▶ _Exercise requirements_
Nothing may be left out, so copy every entry exactly.

▶ _Data supplied_
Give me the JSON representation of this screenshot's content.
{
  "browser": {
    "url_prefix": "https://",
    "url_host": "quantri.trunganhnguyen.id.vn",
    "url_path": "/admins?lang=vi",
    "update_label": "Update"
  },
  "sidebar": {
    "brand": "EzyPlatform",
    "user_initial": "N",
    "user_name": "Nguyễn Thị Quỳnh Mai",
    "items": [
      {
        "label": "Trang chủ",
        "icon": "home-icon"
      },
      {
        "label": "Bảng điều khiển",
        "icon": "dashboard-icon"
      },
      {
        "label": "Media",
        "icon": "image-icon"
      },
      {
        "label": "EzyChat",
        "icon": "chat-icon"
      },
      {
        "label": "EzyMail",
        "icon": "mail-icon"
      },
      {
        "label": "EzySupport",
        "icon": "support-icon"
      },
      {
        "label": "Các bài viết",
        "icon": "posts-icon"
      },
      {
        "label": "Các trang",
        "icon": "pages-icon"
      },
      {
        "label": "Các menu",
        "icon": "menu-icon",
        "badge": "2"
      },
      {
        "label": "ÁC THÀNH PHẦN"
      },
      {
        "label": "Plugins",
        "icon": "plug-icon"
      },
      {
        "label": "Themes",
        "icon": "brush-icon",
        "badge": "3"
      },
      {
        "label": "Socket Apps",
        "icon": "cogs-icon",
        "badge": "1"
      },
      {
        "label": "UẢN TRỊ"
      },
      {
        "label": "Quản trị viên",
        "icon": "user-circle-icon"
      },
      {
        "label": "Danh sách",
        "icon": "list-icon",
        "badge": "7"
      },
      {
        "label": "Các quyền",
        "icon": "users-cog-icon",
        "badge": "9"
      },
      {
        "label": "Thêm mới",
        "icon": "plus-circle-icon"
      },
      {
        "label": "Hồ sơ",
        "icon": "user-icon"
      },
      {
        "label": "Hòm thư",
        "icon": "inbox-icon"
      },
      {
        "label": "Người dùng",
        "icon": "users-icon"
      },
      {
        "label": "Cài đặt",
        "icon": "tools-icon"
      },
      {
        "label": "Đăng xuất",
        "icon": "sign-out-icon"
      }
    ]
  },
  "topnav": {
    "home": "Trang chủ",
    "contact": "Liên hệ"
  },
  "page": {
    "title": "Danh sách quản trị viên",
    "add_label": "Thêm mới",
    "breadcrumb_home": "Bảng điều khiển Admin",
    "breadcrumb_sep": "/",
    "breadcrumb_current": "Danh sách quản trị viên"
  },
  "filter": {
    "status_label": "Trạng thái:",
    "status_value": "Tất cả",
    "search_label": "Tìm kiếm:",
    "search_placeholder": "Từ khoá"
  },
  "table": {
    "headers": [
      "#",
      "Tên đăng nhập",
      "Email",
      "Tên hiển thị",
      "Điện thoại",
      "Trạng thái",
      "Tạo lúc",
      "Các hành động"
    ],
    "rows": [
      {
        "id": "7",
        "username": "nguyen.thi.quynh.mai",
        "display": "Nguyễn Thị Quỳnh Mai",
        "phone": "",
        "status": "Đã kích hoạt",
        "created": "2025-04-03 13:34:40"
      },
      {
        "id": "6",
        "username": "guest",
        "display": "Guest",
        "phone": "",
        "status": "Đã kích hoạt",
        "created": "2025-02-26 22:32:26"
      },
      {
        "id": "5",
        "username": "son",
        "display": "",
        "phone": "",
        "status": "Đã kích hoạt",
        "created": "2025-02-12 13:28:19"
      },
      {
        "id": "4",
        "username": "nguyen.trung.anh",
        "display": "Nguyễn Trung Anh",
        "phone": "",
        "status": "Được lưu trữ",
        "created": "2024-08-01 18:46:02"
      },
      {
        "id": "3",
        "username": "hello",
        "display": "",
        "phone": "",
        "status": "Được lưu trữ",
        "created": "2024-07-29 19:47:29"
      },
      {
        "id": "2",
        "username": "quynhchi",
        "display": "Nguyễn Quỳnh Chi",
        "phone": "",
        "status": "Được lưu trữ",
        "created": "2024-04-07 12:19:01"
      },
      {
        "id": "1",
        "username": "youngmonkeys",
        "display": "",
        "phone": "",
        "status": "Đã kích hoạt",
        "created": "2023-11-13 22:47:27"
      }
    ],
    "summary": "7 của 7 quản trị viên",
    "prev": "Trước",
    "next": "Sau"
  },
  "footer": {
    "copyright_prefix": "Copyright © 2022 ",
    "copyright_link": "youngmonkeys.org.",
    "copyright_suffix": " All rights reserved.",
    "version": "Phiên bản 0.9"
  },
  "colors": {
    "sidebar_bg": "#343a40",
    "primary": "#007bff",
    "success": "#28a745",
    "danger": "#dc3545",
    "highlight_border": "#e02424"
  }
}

▶ _Task result_
Give me the JSON representation of this screenshot's content.
{
  "browser": {
    "url_prefix": "https://",
    "url_host": "quantri.trunganhnguyen.id.vn",
    "url_path": "/admins?lang=vi",
    "update_label": "Update"
  },
  "sidebar": {
    "brand": "EzyPlatform",
    "user_initial": "N",
    "user_name": "Nguyễn Thị Quỳnh Mai",
    "items": [
      {
        "label": "Trang chủ",
        "icon": "home-icon"
      },
      {
        "label": "Bảng điều khiển",
        "icon": "dashboard-icon"
      },
      {
        "label": "Media",
        "icon": "image-icon"
      },
      {
        "label": "EzyChat",
        "icon": "chat-icon"
      },
      {
        "label": "EzyMail",
        "icon": "mail-icon"
      },
      {
        "label": "EzySupport",
        "icon": "support-icon"
      },
      {
        "label": "Các bài viết",
        "icon": "posts-icon"
      },
      {
        "label": "Các trang",
        "icon": "pages-icon"
      },
      {
        "label": "Các menu",
        "icon": "menu-icon",
        "badge": "2"
      },
      {
        "label": "ÁC THÀNH PHẦN"
      },
      {
        "label": "Plugins",
        "icon": "plug-icon"
      },
      {
        "label": "Themes",
        "icon": "brush-icon",
        "badge": "3"
      },
      {
        "label": "Socket Apps",
        "icon": "cogs-icon",
        "badge": "1"
      },
      {
        "label": "UẢN TRỊ"
      },
      {
        "label": "Quản trị viên",
        "icon": "user-circle-icon"
      },
      {
        "label": "Danh sách",
        "icon": "list-icon",
        "badge": "7"
      },
      {
        "label": "Các quyền",
        "icon": "users-cog-icon",
        "badge": "9"
      },
      {
        "label": "Thêm mới",
        "icon": "plus-circle-icon"
      },
      {
        "label": "Hồ sơ",
        "icon": "user-icon"
      },
      {
        "label": "Hòm thư",
        "icon": "inbox-icon"
      },
      {
        "label": "Người dùng",
        "icon": "users-icon"
      },
      {
        "label": "Cài đặt",
        "icon": "tools-icon"
      },
      {
        "label": "Đăng xuất",
        "icon": "sign-out-icon"
      }
    ]
  },
  "topnav": {
    "home": "Trang chủ",
    "contact": "Liên hệ"
  },
  "page": {
    "title": "Danh sách quản trị viên",
    "add_label": "Thêm mới",
    "breadcrumb_home": "Bảng điều khiển Admin",
    "breadcrumb_sep": "/",
    "breadcrumb_current": "Danh sách quản trị viên"
  },
  "filter": {
    "status_label": "Trạng thái:",
    "status_value": "Tất cả",
    "search_label": "Tìm kiếm:",
    "search_placeholder": "Từ khoá"
  },
  "table": {
    "headers": [
      "#",
      "Tên đăng nhập",
      "Email",
      "Tên hiển thị",
      "Điện thoại",
      "Trạng thái",
      "Tạo lúc",
      "Các hành động"
    ],
    "rows": [
      {
        "id": "7",
        "username": "nguyen.thi.quynh.mai",
        "display": "Nguyễn Thị Quỳnh Mai",
        "phone": "",
        "status": "Đã kích hoạt",
        "created": "2025-04-03 13:34:40"
      },
      {
        "id": "6",
        "username": "guest",
        "display": "Guest",
        "phone": "",
        "status": "Đã kích hoạt",
        "created": "2025-02-26 22:32:26"
      },
      {
        "id": "5",
        "username": "son",
        "display": "",
        "phone": "",
        "status": "Đã kích hoạt",
        "created": "2025-02-12 13:28:19"
      },
      {
        "id": "4",
        "username": "nguyen.trung.anh",
        "display": "Nguyễn Trung Anh",
        "phone": "",
        "status": "Được lưu trữ",
        "created": "2024-08-01 18:46:02"
      },
      {
        "id": "3",
        "username": "hello",
        "display": "",
        "phone": "",
        "status": "Được lưu trữ",
        "created": "2024-07-29 19:47:29"
      },
      {
        "id": "2",
        "username": "quynhchi",
        "display": "Nguyễn Quỳnh Chi",
        "phone": "",
        "status": "Được lưu trữ",
        "created": "2024-04-07 12:19:01"
      },
      {
        "id": "1",
        "username": "youngmonkeys",
        "display": "",
        "phone": "",
        "status": "Đã kích hoạt",
        "created": "2023-11-13 22:47:27"
      }
    ],
    "summary": "7 của 7 quản trị viên",
    "prev": "Trước",
    "next": "Sau"
  },
  "footer": {
    "copyright_prefix": "Copyright © 2022 ",
    "copyright_link": "youngmonkeys.org.",
    "copyright_suffix": " All rights reserved.",
    "version": "Phiên bản 0.9"
  },
  "colors": {
    "sidebar_bg": "#343a40",
    "primary": "#007bff",
    "success": "#28a745",
    "danger": "#dc3545",
    "highlight_border": "#e02424"
  }
}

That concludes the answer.